read more

Probate and Prenuptial Agreements

Written by on Mar 11, 2014| Posted in: Probate Litigation

What impact does a prenuptial agreement have upon title to the assets of a trust and the rights of trust beneficiaries? The importance of that question was highlighted by a recent Second District Court of Appeals case, Shakespeare v. Prince, 129 So.3d 412 (Fla. 2d DCA 2013). In Shakespeare, Mr. and Mrs. Shakespeare entered into a prenuptial agreement to maintain their assets separately. Mrs. Shakespeare, who had inherited a substantial fortune from her prior marriage, bought a home for the couple in Collier County.
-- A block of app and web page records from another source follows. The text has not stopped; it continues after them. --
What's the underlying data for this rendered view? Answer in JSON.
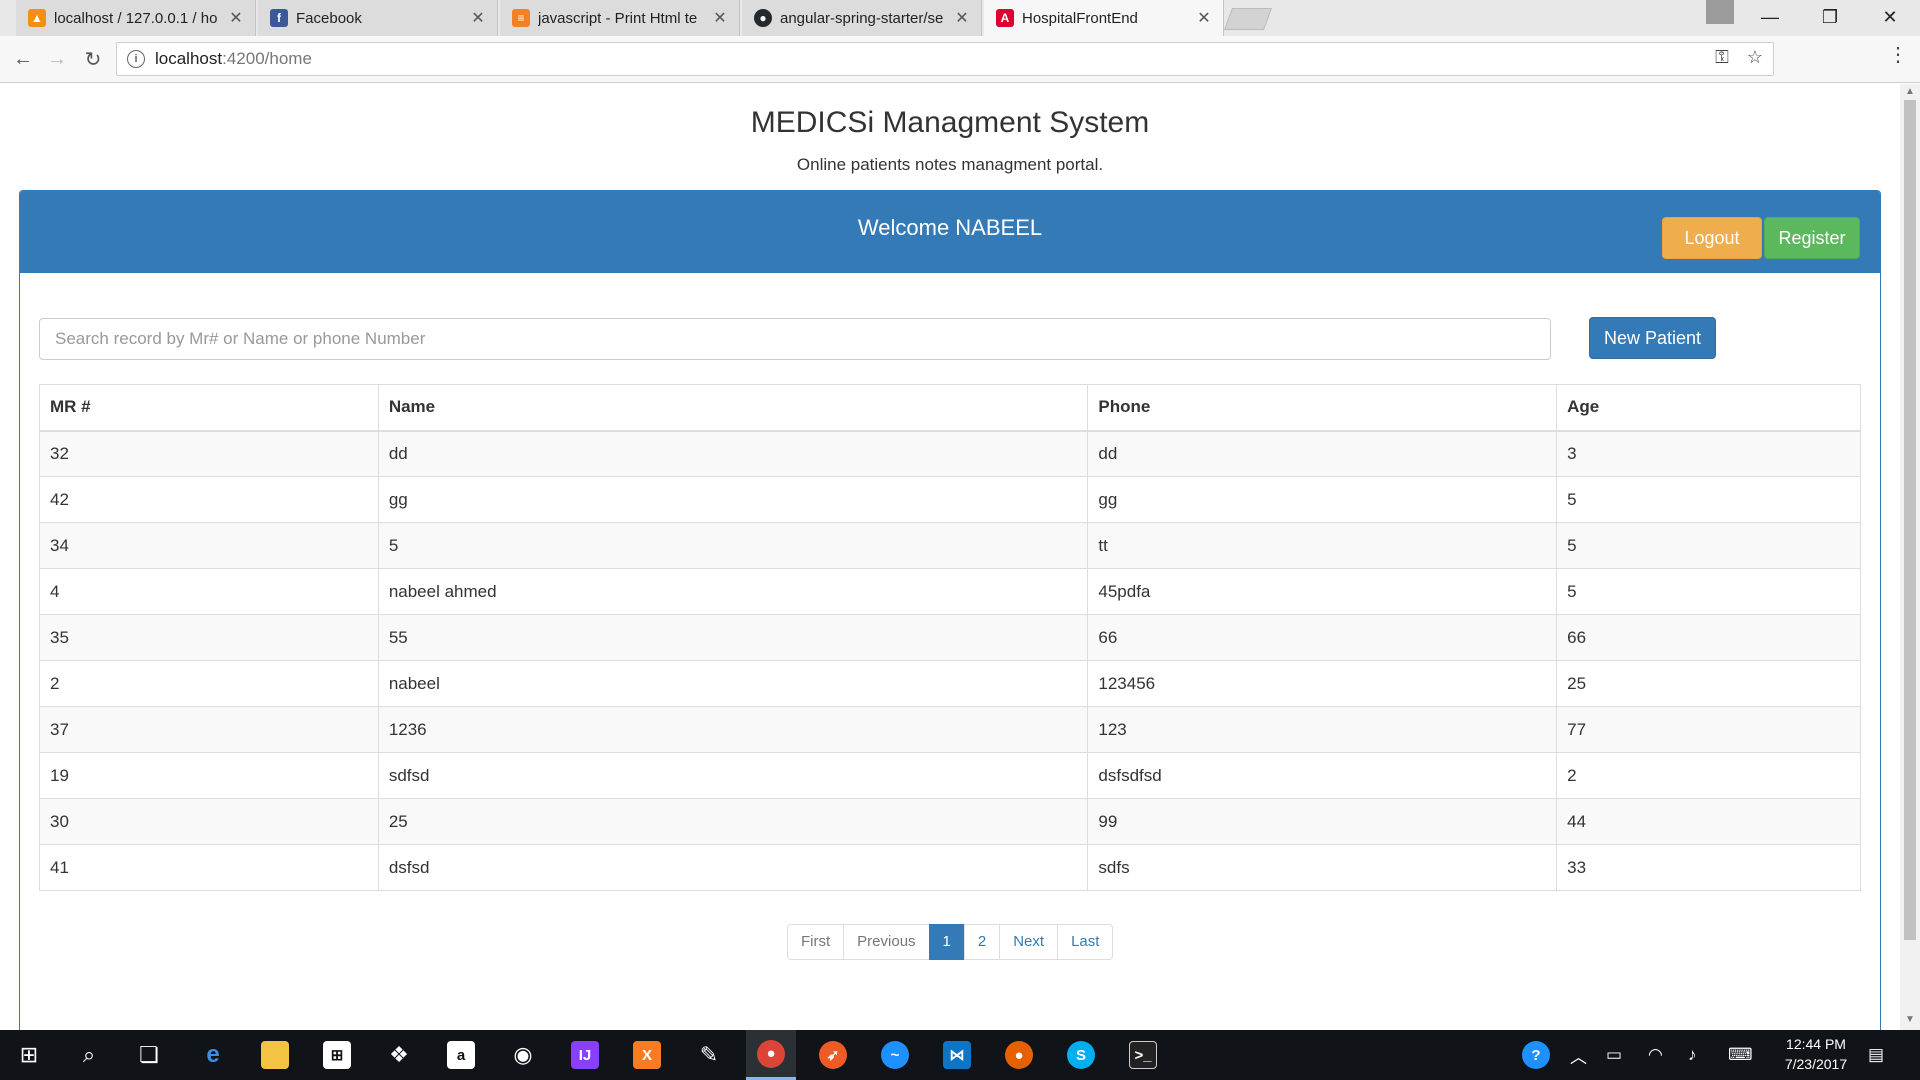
{
  "browser": {
    "tabs": [
      {
        "title": "localhost / 127.0.0.1 / ho",
        "favicon": "phpmyadmin-icon",
        "active": false
      },
      {
        "title": "Facebook",
        "favicon": "facebook-icon",
        "active": false
      },
      {
        "title": "javascript - Print Html te",
        "favicon": "stackoverflow-icon",
        "active": false
      },
      {
        "title": "angular-spring-starter/se",
        "favicon": "github-icon",
        "active": false
      },
      {
        "title": "HospitalFrontEnd",
        "favicon": "angular-icon",
        "active": true
      }
    ],
    "address": {
      "host": "localhost",
      "path": ":4200/home"
    }
  },
  "app": {
    "title": "MEDICSi Managment System",
    "subtitle": "Online patients notes managment portal."
  },
  "panel": {
    "welcome": "Welcome NABEEL",
    "logout_label": "Logout",
    "register_label": "Register"
  },
  "search": {
    "placeholder": "Search record by Mr# or Name or phone Number",
    "value": ""
  },
  "new_patient_label": "New Patient",
  "table": {
    "columns": [
      "MR #",
      "Name",
      "Phone",
      "Age"
    ],
    "rows": [
      [
        "32",
        "dd",
        "dd",
        "3"
      ],
      [
        "42",
        "gg",
        "gg",
        "5"
      ],
      [
        "34",
        "5",
        "tt",
        "5"
      ],
      [
        "4",
        "nabeel ahmed",
        "45pdfa",
        "5"
      ],
      [
        "35",
        "55",
        "66",
        "66"
      ],
      [
        "2",
        "nabeel",
        "123456",
        "25"
      ],
      [
        "37",
        "1236",
        "123",
        "77"
      ],
      [
        "19",
        "sdfsd",
        "dsfsdfsd",
        "2"
      ],
      [
        "30",
        "25",
        "99",
        "44"
      ],
      [
        "41",
        "dsfsd",
        "sdfs",
        "33"
      ]
    ]
  },
  "pagination": {
    "first": "First",
    "previous": "Previous",
    "pages": [
      "1",
      "2"
    ],
    "current": "1",
    "next": "Next",
    "last": "Last"
  },
  "taskbar": {
    "time": "12:44 PM",
    "date": "7/23/2017"
  },
  "colors": {
    "primary": "#337ab7",
    "warning": "#f0ad4e",
    "success": "#5cb85c"
  }
}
She subsequently created a trust and, waiving her homestead rights, transferred title of the home to the trust, making the home a trust asset. Mrs. Shakespeare’s trust provided that, upon her death, Mr. Shakespeare would receive only a life estate in the home; upon Mr. Shakespeare’s death, title to the home would pass to Mrs. Shakespeare’s son from her first marriage. This relatively straight-forward estate plan […]
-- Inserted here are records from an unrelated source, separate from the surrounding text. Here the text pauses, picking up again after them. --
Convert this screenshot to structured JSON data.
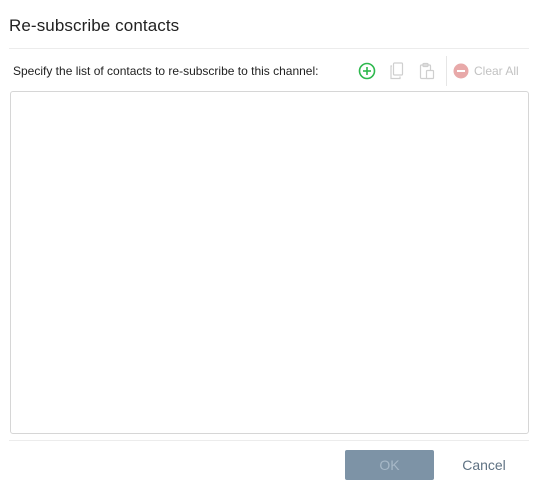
{
  "dialog": {
    "title": "Re-subscribe contacts",
    "instruction": "Specify the list of contacts to re-subscribe to this channel:"
  },
  "toolbar": {
    "add_icon": "plus-circle-icon",
    "copy_icon": "copy-icon",
    "paste_icon": "paste-icon",
    "clear_all_icon": "minus-circle-icon",
    "clear_all_label": "Clear All"
  },
  "contacts": {
    "items": []
  },
  "footer": {
    "ok_label": "OK",
    "cancel_label": "Cancel"
  },
  "colors": {
    "add_green": "#2db84d",
    "disabled_gray": "#c9c9c9",
    "ok_button_bg": "#7d93a6",
    "cancel_text": "#5f7283"
  }
}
read more

FLORIDA PRENEED GUARDIAN

Written by on Feb 20, 2014| Posted in: General

FLORIDA PRENEED GUARDIAN AS PART OF YOUR ESTATE PLAN Everyone’s estate plan is different.  Some people are content with having only a will and trust to manage and distribute their financial assets after death.  However, others find it appropriate to name a specific person to take care of their personal and financial well-being in the event that he or she becomes incapacitated during his or her lifetime.  The Florida legislature has provided such an avenue through the enactment of Fla. Stat. 744.3045, which is the law dealing with a preneed guardian. The statute states that “[p]roduction of the declaration (of a previously-designated preneed guardian) in a proceeding for incapacity shall constitute a rebuttable presumption that the preneed guardian is entitled to serve as guardian.  The court shall not be bound to appoint the preneed guardian if the preneed guardian is found to be unqualified to serve as guardian.”  What if […]

read more

How Long Does a Beneficiary Have to Challenge the Actions (or Inaction) of a Trustee?

Written by on Feb 10, 2014| Posted in: Trust Litigation

Typically, a trustee serves its accounting on beneficiaries which discloses all matters involving the trusts.  Under normal circumstances, a beneficiary then has four years from receipt of the accounting to bring an action for breach of fiduciary duty.  If an accounting is not provided to the beneficiaries, or when the accounting falls short of properly informing a beneficiary of what is happening with the trust assets, then the Statute of Limitations never begins to run.  If a beneficiary has actual knowledge of the matter not adequately disclosed in the accounting, and it can be proven by clear and convincing evidence that the beneficiary had actual knowledge, or if there has been a repudiation of the Trust by the Trustee and the beneficiary has actual or constructive knowledge of the repudiation, then the four-year statute of limitations will bar that claim, Fla. Stat. §736.1008(3)(a).  The fact that a Trustee has not […]

read more
Page 5 of 36 First...23456789...Last

We can make a difference.
Call now for a complimentary consultation.
Toll Free 1-800-249-8125

Phone: (954) 764-7273
Fax: (954) 764-7274

Suntrust Center
515 East Las Olas Blvd, Suite 1050
Fort Lauderdale, FL 33301